I have to cop to finding the movie tedious generally and at times irritatingly so. I kept glancing at my watch, not wishing the movie was over but wishing it could pick up its pace some.
Which isn't to say it isn't strongly affecting. Clearly it is.
But other than the poor screen quality, I don't know why I wasn't fully feeling it. There is for me something detached and distance-making in the film making. I couldn't get inside it emotionally though for sure individual scenes shocked and horrified me.
A few points among the many that could be made:
I didn't feel like twelve years had gone by. There was something static and staged in the movement of the story, like the movie was more a series of staged scenes that were united by subject matter but lacked being part of a dynamically moving story.
I think Ejiofor was inert in his acting. But I have a two sided reaction to it. I think in his acting and as he was directed, he and McQueen were trying to convey his sheer powerlessness. And there was something intensely anti heroic in his needing to whip Patsey and in his inability to stop Fassbender from doing it. Every internalized Hollywood instinct made me wish for some last minute save of her by Northrup, that he might turn the whip on Fassbender in some Django Unchained revenge fantasy. But of course he couldn't; and the directorial restraint in Northrup needing to cow-tow to Fassbender and do some of the whipping, however half heartedly, is shattering. So I could appreciate the quietude in Ejiofor's acting. But the suppressed rage, the internalized fury of his frustration, his longing for his family, all that kind of emotion eluded me. So I found his acting paradoxical.
Myself, I find a clue to the-for-me inert, staged quality of the movie in what is effectively a jarring set piece of liberal piety in Brad Pitt's speech. It was so heavy handedly didactic and so at odds with brutal, unsparing and effective realism of the slavery shown throughout the movie. I have to wonder what McQueen was thinking.

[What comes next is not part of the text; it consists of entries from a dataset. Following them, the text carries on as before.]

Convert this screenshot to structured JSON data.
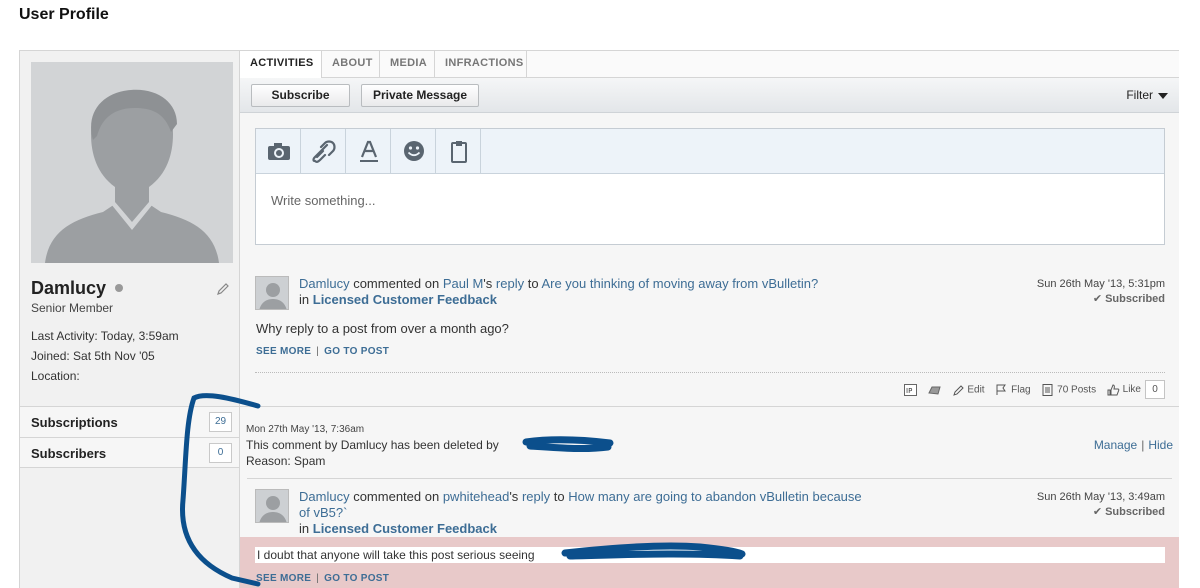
{
  "page": {
    "title": "User Profile"
  },
  "profile": {
    "username": "Damlucy",
    "rank": "Senior Member",
    "last_activity": "Last Activity: Today, 3:59am",
    "joined": "Joined: Sat 5th Nov '05",
    "location": "Location:",
    "subscriptions_label": "Subscriptions",
    "subscriptions_count": "29",
    "subscribers_label": "Subscribers",
    "subscribers_count": "0"
  },
  "tabs": [
    {
      "label": "ACTIVITIES",
      "active": true
    },
    {
      "label": "ABOUT"
    },
    {
      "label": "MEDIA"
    },
    {
      "label": "INFRACTIONS"
    }
  ],
  "toolbar": {
    "subscribe_label": "Subscribe",
    "pm_label": "Private Message",
    "filter_label": "Filter"
  },
  "editor": {
    "placeholder": "Write something...",
    "tools": [
      "camera-icon",
      "link-icon",
      "text-format-icon",
      "smiley-icon",
      "clipboard-icon"
    ]
  },
  "posts": [
    {
      "author": "Damlucy",
      "action": "commented on",
      "target_user": "Paul M",
      "possessive": "'s",
      "reply_word": "reply",
      "to_word": "to",
      "thread_title": "Are you thinking of moving away from vBulletin?",
      "in_word": "in",
      "forum": "Licensed Customer Feedback",
      "date": "Sun 26th May '13, 5:31pm",
      "subscribed": "Subscribed",
      "body": "Why reply to a post from over a month ago?",
      "see_more": "SEE MORE",
      "go_to_post": "GO TO POST",
      "actions": {
        "edit": "Edit",
        "flag": "Flag",
        "posts": "70 Posts",
        "like": "Like",
        "like_count": "0"
      }
    },
    {
      "author": "Damlucy",
      "action": "commented on",
      "target_user": "pwhitehead",
      "possessive": "'s",
      "reply_word": "reply",
      "to_word": "to",
      "thread_title_line1": "How many are going to abandon vBulletin because",
      "thread_title_line2": "of vB5?`",
      "in_word": "in",
      "forum": "Licensed Customer Feedback",
      "date": "Sun 26th May '13, 3:49am",
      "subscribed": "Subscribed",
      "body": "I doubt that anyone will take this post serious seeing",
      "see_more": "SEE MORE",
      "go_to_post": "GO TO POST"
    }
  ],
  "deleted": {
    "date": "Mon 27th May '13, 7:36am",
    "text": "This comment by Damlucy has been deleted by",
    "reason": "Reason: Spam",
    "manage": "Manage",
    "hide": "Hide"
  },
  "colors": {
    "link": "#3d6d95",
    "highlight": "#e8c9c9",
    "annotation_ink": "#0b4f8c"
  }
}
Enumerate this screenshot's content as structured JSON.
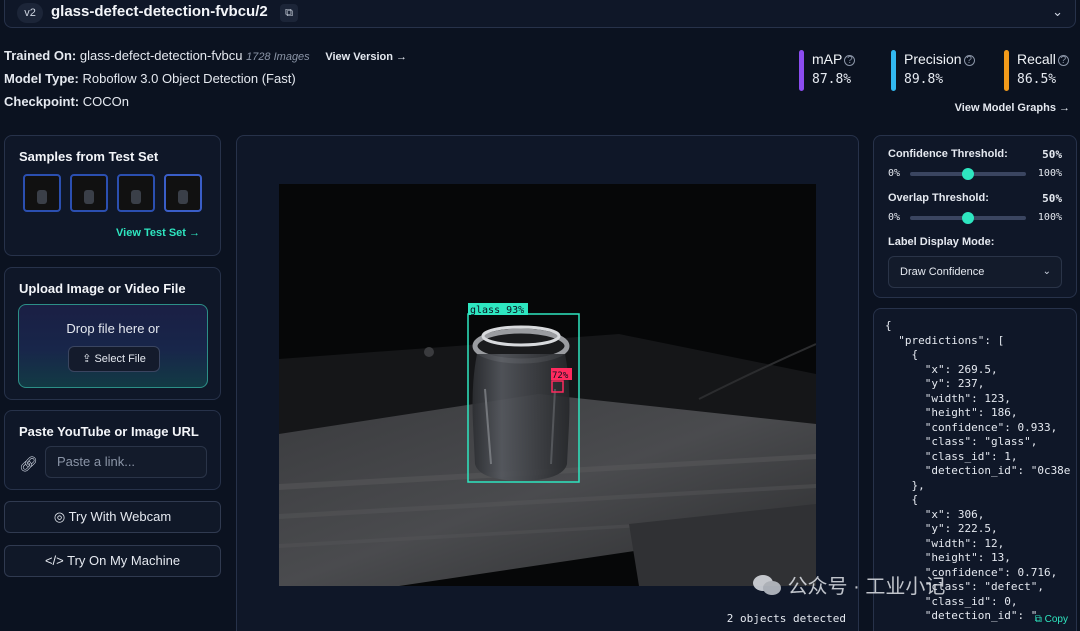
{
  "version": {
    "badge": "v2",
    "title": "glass-defect-detection-fvbcu/2"
  },
  "model": {
    "trained_on_label": "Trained On:",
    "trained_on_value": "glass-defect-detection-fvbcu",
    "image_count": "1728 Images",
    "view_version": "View Version →",
    "type_label": "Model Type:",
    "type_value": "Roboflow 3.0 Object Detection (Fast)",
    "checkpoint_label": "Checkpoint:",
    "checkpoint_value": "COCOn"
  },
  "metrics": [
    {
      "name": "mAP",
      "value": "87.8%",
      "color": "#8b4cf0"
    },
    {
      "name": "Precision",
      "value": "89.8%",
      "color": "#32b8f0"
    },
    {
      "name": "Recall",
      "value": "86.5%",
      "color": "#f29a1a"
    }
  ],
  "view_graphs": "View Model Graphs →",
  "samples": {
    "title": "Samples from Test Set",
    "link": "View Test Set →"
  },
  "upload": {
    "title": "Upload Image or Video File",
    "drop_text": "Drop file here or",
    "select_button": "Select File"
  },
  "url": {
    "title": "Paste YouTube or Image URL",
    "placeholder": "Paste a link..."
  },
  "webcam_button": "Try With Webcam",
  "machine_button": "Try On My Machine",
  "detections": [
    {
      "label": "glass 93%",
      "color": "#2ee6c0"
    },
    {
      "label": "72%",
      "color": "#ff2a5e"
    }
  ],
  "objects_detected": "2 objects detected",
  "settings": {
    "confidence_label": "Confidence Threshold:",
    "confidence_value": "50%",
    "confidence_fraction": 0.5,
    "overlap_label": "Overlap Threshold:",
    "overlap_value": "50%",
    "overlap_fraction": 0.5,
    "min": "0%",
    "max": "100%",
    "label_mode_label": "Label Display Mode:",
    "label_mode_value": "Draw Confidence"
  },
  "json_output": "{\n  \"predictions\": [\n    {\n      \"x\": 269.5,\n      \"y\": 237,\n      \"width\": 123,\n      \"height\": 186,\n      \"confidence\": 0.933,\n      \"class\": \"glass\",\n      \"class_id\": 1,\n      \"detection_id\": \"0c38e\n    },\n    {\n      \"x\": 306,\n      \"y\": 222.5,\n      \"width\": 12,\n      \"height\": 13,\n      \"confidence\": 0.716,\n      \"class\": \"defect\",\n      \"class_id\": 0,\n      \"detection_id\": \"",
  "copy_label": "Copy",
  "watermark": "公众号 · 工业小记"
}
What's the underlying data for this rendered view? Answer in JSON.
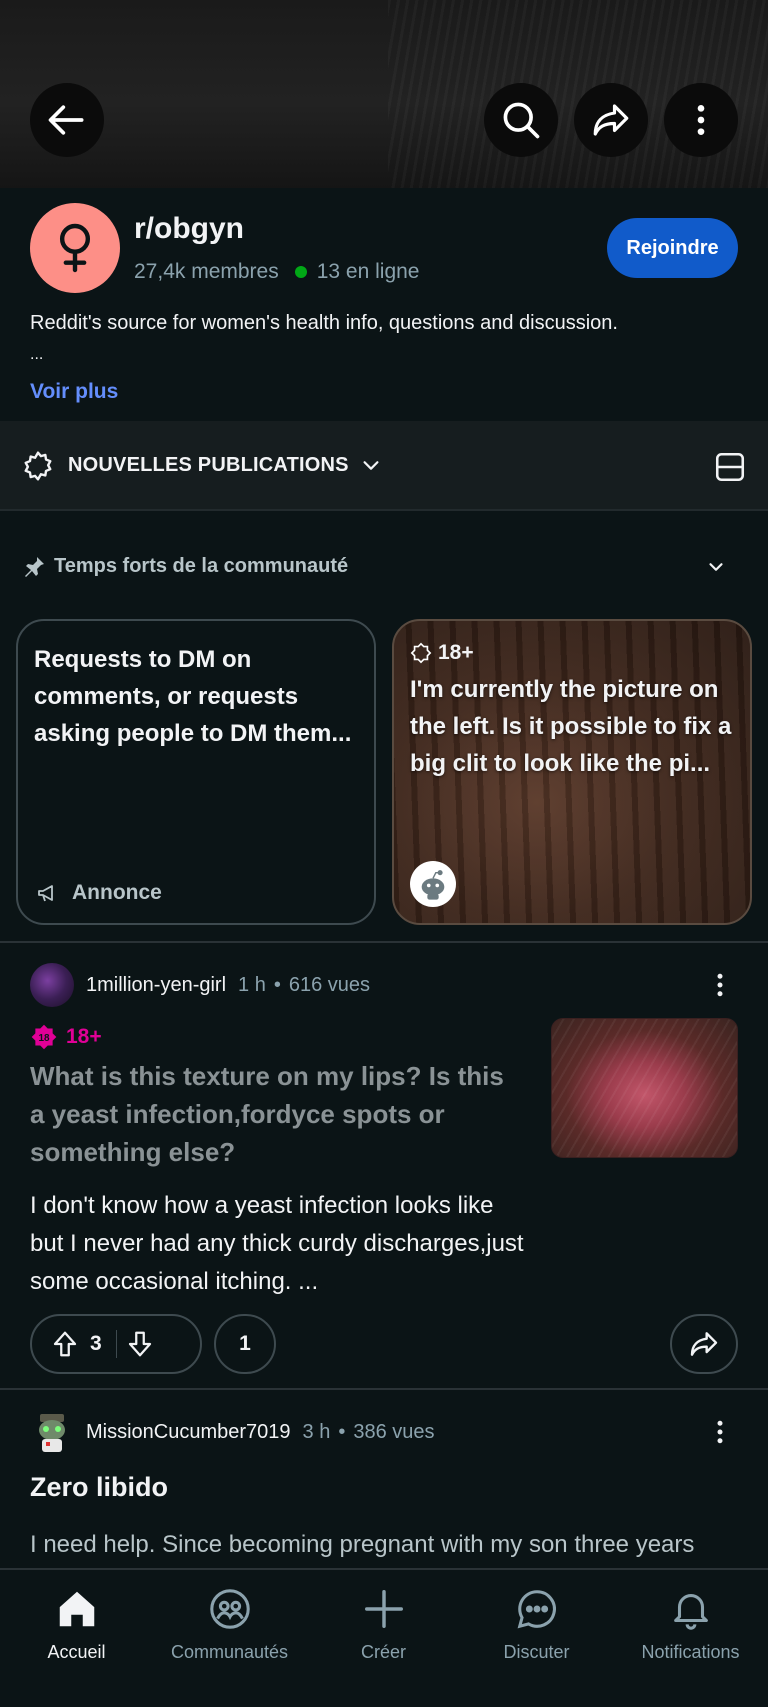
{
  "topbar": {
    "back_icon": "arrow-left-icon",
    "search_icon": "search-icon",
    "share_icon": "share-icon",
    "more_icon": "more-vertical-icon"
  },
  "community": {
    "name": "r/obgyn",
    "members": "27,4k membres",
    "online": "13 en ligne",
    "join_label": "Rejoindre",
    "description": "Reddit's source for women's health info, questions and discussion.",
    "description_ellipsis": "...",
    "see_more": "Voir plus",
    "avatar_color": "#fd8f87",
    "icon": "female-symbol-icon"
  },
  "sort": {
    "label": "NOUVELLES PUBLICATIONS",
    "icon": "new-sort-icon"
  },
  "highlights": {
    "title": "Temps forts de la communauté",
    "cards": [
      {
        "text": "Requests to DM on comments, or requests asking people to DM them...",
        "footer": "Annonce"
      },
      {
        "badge": "18+",
        "text": "I'm currently the picture on the left. Is it possible to fix a big clit to look like the pi..."
      }
    ]
  },
  "posts": [
    {
      "author": "1million-yen-girl",
      "time": "1 h",
      "views": "616 vues",
      "badge": "18+",
      "title": "What is this texture on my lips? Is this a yeast infection,fordyce spots or something else?",
      "body": "I don't know how a yeast infection looks like but I never had any thick curdy discharges,just some occasional itching. ...",
      "upvotes": "3",
      "comments": "1"
    },
    {
      "author": "MissionCucumber7019",
      "time": "3 h",
      "views": "386 vues",
      "title": "Zero libido",
      "body": "I need help. Since becoming pregnant with my son three years"
    }
  ],
  "nav": {
    "items": [
      {
        "label": "Accueil",
        "icon": "home-icon"
      },
      {
        "label": "Communautés",
        "icon": "communities-icon"
      },
      {
        "label": "Créer",
        "icon": "plus-icon"
      },
      {
        "label": "Discuter",
        "icon": "chat-icon"
      },
      {
        "label": "Notifications",
        "icon": "bell-icon"
      }
    ]
  },
  "colors": {
    "background": "#0b1416",
    "join_button": "#115bca",
    "link": "#648efc",
    "nsfw": "#e00096",
    "online": "#01a816"
  }
}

A final note: I noted on FB that I saw Broken Circle Breakdown. I was so moved by it that I didn't feel like carping about the odd this and that. I feel no such compunction about 12 Years.